        SELECT   LASTNAME, SALARY
        FROM     EMP
        WHERE    EMPNO = '000010'
        AND      DEPTNO >  'D01';

In this case, EMPNO should be listed first in the index. And DEPTNO should be listed second allowing DB2 to do a direct index lookup on the first column (EMPNO) and then a scan on the second (DEPTNO) for the greater-than. Furthermore, if indexes already exist for both columns (one for EMPNO and one for DEPTNO) DB2 potentially can use them both to satisfy this query so creating another index may not be necessary.

One final thought for today, and that is to build your indexes based on workload, not object by object. Many people make the mistake of just guessing as some indexes as they create tables for new projects. And sometimes this cannot be avoided because the SQL typically is not known before the database is created. But some of the guesses -- or maybe many of them -- are likely to be suboptimal at best, wrong at worst.

Indexes should be built to optimize access to data via your SQL queries. (Of course, there are indexes required to support RI and uniqueness, but let's leave them out of the discussion for the moment.) To properly create a set of indexes requires a list of the SQL to be used, an estimate of the amount of data in the table (and an estimate of column values if possible), an estimate of the frequency that each SQL statement will be executed, and the relative importance of each query. Only then can the delicate balancing act of creating the right indexes to optimize the right queries (most of the time) be attempted. If you are doing it any other way, you are doing it wrong.

Of course, there is much more to index design than we have covered so far. For example, you might consider index overloading to achieve index only access. If all of the data that a SQL query asks for is contained in the index, DB2 may be able to satisfy the request using only the index. Consider our previous SQL statement. We asked for LASTNAME and SALARY given information about EMPNO and DEPTNO.  And we also started by creating an index on the EMPNO and DEPTNO columns. If we include LASTNAME and SALARY in the index as well then we never need to access the EMP table because all of the data we need exists in the index. This technique can significantly improve performance because it cuts down on the number of I/O requests.

Keep in mind, though, that it is not prudent (or even possible) to make every query an index only access. This technique should be saved for particularly troublesome or important SQL statements. 

3 comments:

Andrew Simard said...

Just wondering what your thoughts are on the index advisor tool? When a client says that a particular activity (report or whatever) is slow, I capture a bunch of their SQL statements using a logging function that captures their SQL as they perform their activity, and then use that' as the workload input into the advisor command-line tool. It suggests indexes and generates the code to create them along with an estimate of the expected performance improvement. Seems like a useful addition to your article?

Craig S. Mullins said...

Tooling to help create appropriate indexes can be a good idea.
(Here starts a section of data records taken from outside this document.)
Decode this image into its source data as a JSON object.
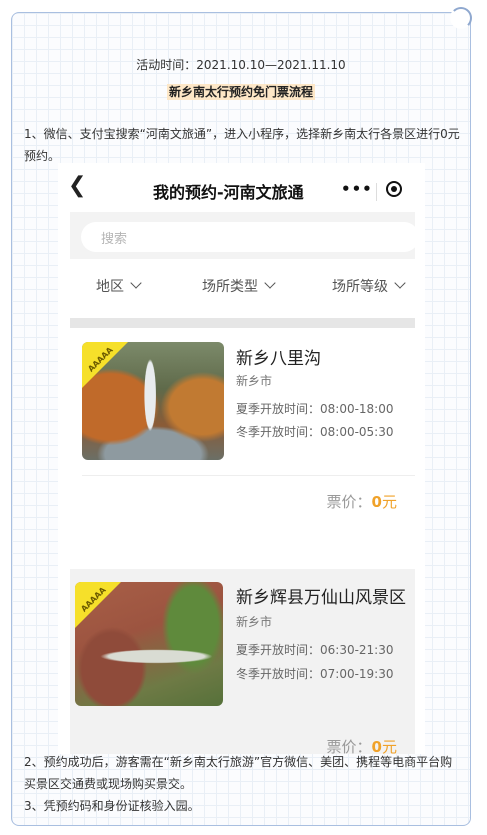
{
  "activity_time": "活动时间：2021.10.10—2021.11.10",
  "title": "新乡南太行预约免门票流程",
  "step1": "1、微信、支付宝搜索“河南文旅通”，进入小程序，选择新乡南太行各景区进行0元预约。",
  "app": {
    "back_icon": "chevron-left-icon",
    "title": "我的预约-河南文旅通",
    "more_label": "•••",
    "search_placeholder": "搜索",
    "filters": [
      "地区",
      "场所类型",
      "场所等级"
    ],
    "items": [
      {
        "badge": "AAAAA",
        "name": "新乡八里沟",
        "city": "新乡市",
        "summer": "夏季开放时间：08:00-18:00",
        "winter": "冬季开放时间：08:00-05:30",
        "price_label": "票价：",
        "price_value": "0",
        "price_unit": "元"
      },
      {
        "badge": "AAAAA",
        "name": "新乡辉县万仙山风景区",
        "city": "新乡市",
        "summer": "夏季开放时间：06:30-21:30",
        "winter": "冬季开放时间：07:00-19:30",
        "price_label": "票价：",
        "price_value": "0",
        "price_unit": "元"
      }
    ]
  },
  "step2": "2、预约成功后，游客需在“新乡南太行旅游”官方微信、美团、携程等电商平台购买景区交通费或现场购买景交。",
  "step3": "3、凭预约码和身份证核验入园。",
  "colors": {
    "accent": "#f0a22a",
    "badge": "#f6e02a",
    "highlight": "#fde7c7"
  }
}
I try not to promote any specific tools on the blog unless it is one that I have used (or am currently using) on a job.

Andrew Simard said...

Makes some sense as there are a lot of tools out there. This one just happens to be part of DB2 itself, so it is always available.